_DIRECTIONS_:
The reply has to contain each record exactly as written.

_EXTRACTED INFORMATION_:

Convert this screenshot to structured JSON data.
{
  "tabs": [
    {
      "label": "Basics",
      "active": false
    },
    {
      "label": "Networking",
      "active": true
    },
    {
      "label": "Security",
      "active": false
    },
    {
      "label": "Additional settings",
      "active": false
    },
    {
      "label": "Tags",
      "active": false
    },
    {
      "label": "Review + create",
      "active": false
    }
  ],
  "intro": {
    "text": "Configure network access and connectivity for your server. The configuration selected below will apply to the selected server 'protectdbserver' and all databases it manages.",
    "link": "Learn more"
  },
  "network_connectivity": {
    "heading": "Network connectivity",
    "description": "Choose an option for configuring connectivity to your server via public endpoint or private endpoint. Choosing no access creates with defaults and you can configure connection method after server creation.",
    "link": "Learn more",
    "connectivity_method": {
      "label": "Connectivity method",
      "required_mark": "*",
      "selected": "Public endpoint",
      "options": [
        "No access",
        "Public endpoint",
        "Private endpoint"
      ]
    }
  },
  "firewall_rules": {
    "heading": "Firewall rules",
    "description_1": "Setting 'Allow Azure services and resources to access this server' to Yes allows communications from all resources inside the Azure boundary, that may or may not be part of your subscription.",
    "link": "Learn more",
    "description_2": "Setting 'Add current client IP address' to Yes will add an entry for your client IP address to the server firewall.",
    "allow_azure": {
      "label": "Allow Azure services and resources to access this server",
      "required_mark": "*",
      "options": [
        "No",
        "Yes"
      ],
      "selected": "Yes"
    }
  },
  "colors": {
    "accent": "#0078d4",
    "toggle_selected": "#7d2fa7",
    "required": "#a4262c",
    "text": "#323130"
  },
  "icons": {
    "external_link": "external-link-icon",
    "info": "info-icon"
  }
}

_RESULT OF THE TASK_:
Convert this screenshot to structured JSON data.
{
  "tabs": [
    {
      "label": "Basics",
      "active": false
    },
    {
      "label": "Networking",
      "active": true
    },
    {
      "label": "Security",
      "active": false
    },
    {
      "label": "Additional settings",
      "active": false
    },
    {
      "label": "Tags",
      "active": false
    },
    {
      "label": "Review + create",
      "active": false
    }
  ],
  "intro": {
    "text": "Configure network access and connectivity for your server. The configuration selected below will apply to the selected server 'protectdbserver' and all databases it manages.",
    "link": "Learn more"
  },
  "network_connectivity": {
    "heading": "Network connectivity",
    "description": "Choose an option for configuring connectivity to your server via public endpoint or private endpoint. Choosing no access creates with defaults and you can configure connection method after server creation.",
    "link": "Learn more",
    "connectivity_method": {
      "label": "Connectivity method",
      "required_mark": "*",
      "selected": "Public endpoint",
      "options": [
        "No access",
        "Public endpoint",
        "Private endpoint"
      ]
    }
  },
  "firewall_rules": {
    "heading": "Firewall rules",
    "description_1": "Setting 'Allow Azure services and resources to access this server' to Yes allows communications from all resources inside the Azure boundary, that may or may not be part of your subscription.",
    "link": "Learn more",
    "description_2": "Setting 'Add current client IP address' to Yes will add an entry for your client IP address to the server firewall.",
    "allow_azure": {
      "label": "Allow Azure services and resources to access this server",
      "required_mark": "*",
      "options": [
        "No",
        "Yes"
      ],
      "selected": "Yes"
    }
  },
  "colors": {
    "accent": "#0078d4",
    "toggle_selected": "#7d2fa7",
    "required": "#a4262c",
    "text": "#323130"
  },
  "icons": {
    "external_link": "external-link-icon",
    "info": "info-icon"
  }
}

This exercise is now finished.